Van Morrison’s “ Last Recording Project ”: album review
In 1967, Van Morrison recorded 31 perverse one-minute songs in order to fulfill his recording contract. The improvised songs, brimming with contempt for just about everything in the young singer-songwriter’s orbit – the ’60s, rock & roll, scoring a surprise hit with “Brown Eyed Girl” – established a young Morrison as , among many other things, a first-rate troll. The first five tracks were titled “Twist and Shake”, “Shake and Roll”, “Stomp and Scream”, “Scream and Holler” and “Jump and Thump.” In “Here Comes Dumb George” he mumbled those four words for 80 seconds.
Fifty-four years later, the artist who once shot the nine seconds the reiteration of the phrase “the love that loves to love” in one of the most moving musical moments of the 20th century, has once again become the repetition: “Did you have my (got my!) / Last (last!) / Record (record!) / Project? (project?) ”, Morrison sings for the 12th time on“ Latest Record Project ”, the first single from his new album, strangely strange and deliciously terrible, Latest recording project, Vol. 1.
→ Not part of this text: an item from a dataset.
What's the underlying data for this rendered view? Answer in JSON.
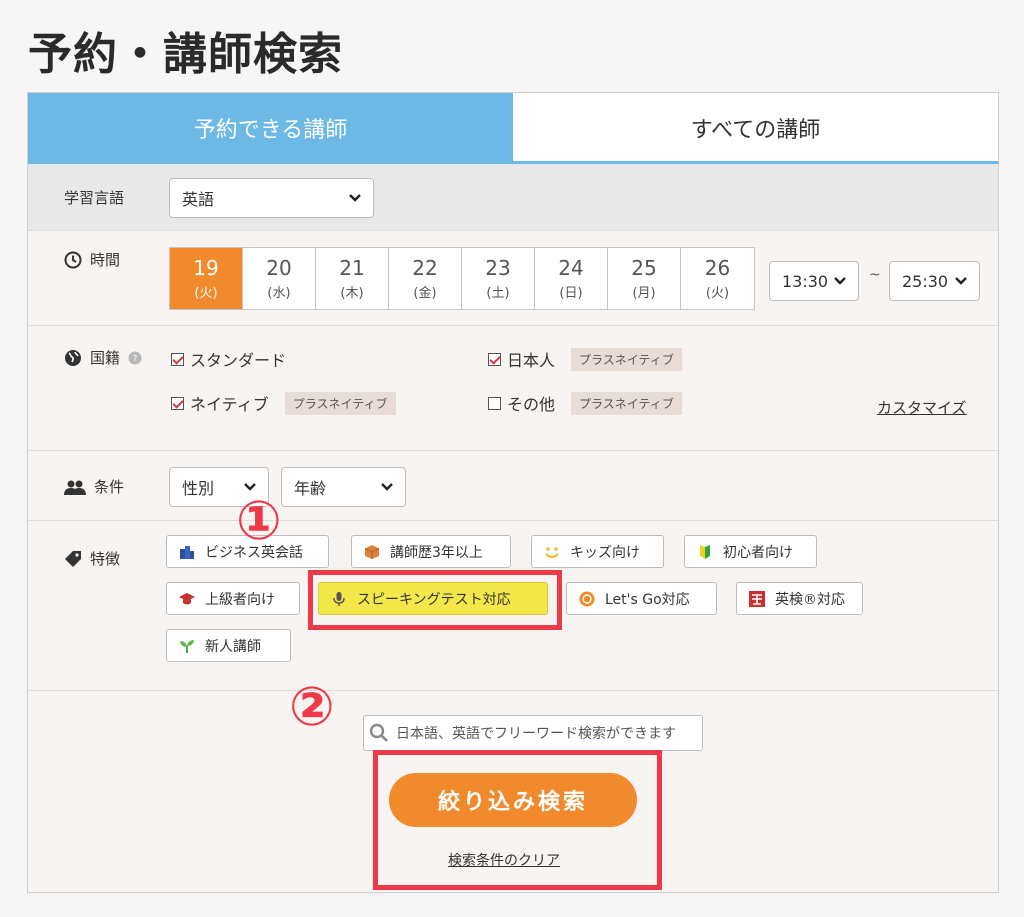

This time, Morrison’s rehearsal is less like the trance-like mysticism of a Caledonia poet and more like an enraged customer demanding a refund. The result is bizarre: The backup singers, chanting Morrison’s angry interrogation, and his support group, riding a jazzy telephone blues progression, play the song completely straight as the 75-year-old singer barks, winking caustic eye. , “I have my last joy that I bring?”
Despite his really funny anti-social cover on social media: “Why are you on Facebook?” Morrison’s new record eerily resembles the messy, rambling internet feel of the pandemic era: more often than not, its 28 tracks come across as a collection of shit posts, sub-tidbits, and Reddit rants. ready to break the grooves of John Lee Hooker. Latest recording project, Vol. 1 comes on the heels of a strange, seemingly difficult year for Morrison. He spent the pandemic issuing statements blaming government officials and mainstream media for his inability to perform concerts and broadcast surreal songs on the same subject (sample lyrics: “On government website / March 21 2020 / He declared Covid-19 / No longer at high risk ”).
Morrison’s latest album avoids such epidemiological debates, but the album is rooted in the same sense of grievance. To his favorite, Latest recording project is a bizarrely convincing mix of dark paranoia and petty outrage so wacky it feels playful. At worst, Morrison’s album, with lounge arrangements as half-baked as Morrison’s writing, conveys exactly what he wants and nothing more: a long list of angry settlements and vague financial complaints. which is equivalent to Morrison’s own Inarticulate Checking. -Account-Balance-Litigation of the heart. “Everyone’s looking for a sign / Meanwhile, everyone is drinking our wine,” he sings in “Double Bind”. “I bought us tickets for the opera / But you complained about the VIP seats,” he quipped on “No Deed Goes Unpunished”. There is also a song called “They Own the Media”.
Morrison, whose voice still seems expressive and whose sax playing provided the necessary livelihood for his last, has released eight records in the past five years. At an older age he turned, more like his contemporary Neil Young, to recording as a more relaxed form of expression. He puts it best on “Only a Song”: “That’s what I said, just to rhyme it,” he sings over the pleasant pop number. “I might have thought back then… it’s just a song.”
There are, however, several times when Morrison digs deep. “A Few Bars Early” is a solid blues with an intelligent narrative riff and a satisfying gain. Its climax is buried in the record, the six-minute ballad “Duper’s Delight”. The song ostensibly has the same meaning, one that proliferated in Morrison’s post-70’s work, of feeling cheated by larger forces (see “Double Bind”, “Double Agent”, “Big Lie”, “The Long Con ”). But instead of letting off steam, here Morrison explores and twists inside his own grievances for six thrilling minutes of slow-building organ and stammering acoustic guitar.
“Duper’s Delight” shows Morrison at his best: leaving his audience in his own deep process of self-inquiry. But on the vast majority of Latest recording project, he resorted to spontaneous emotional reactions (and similar arrangements) as if they were finished products. The result is a sometimes funny, sometimes frustrating, not very exciting and largely unplayable collection of rants and riffs.
[Find the Vinyl for the New Album Here]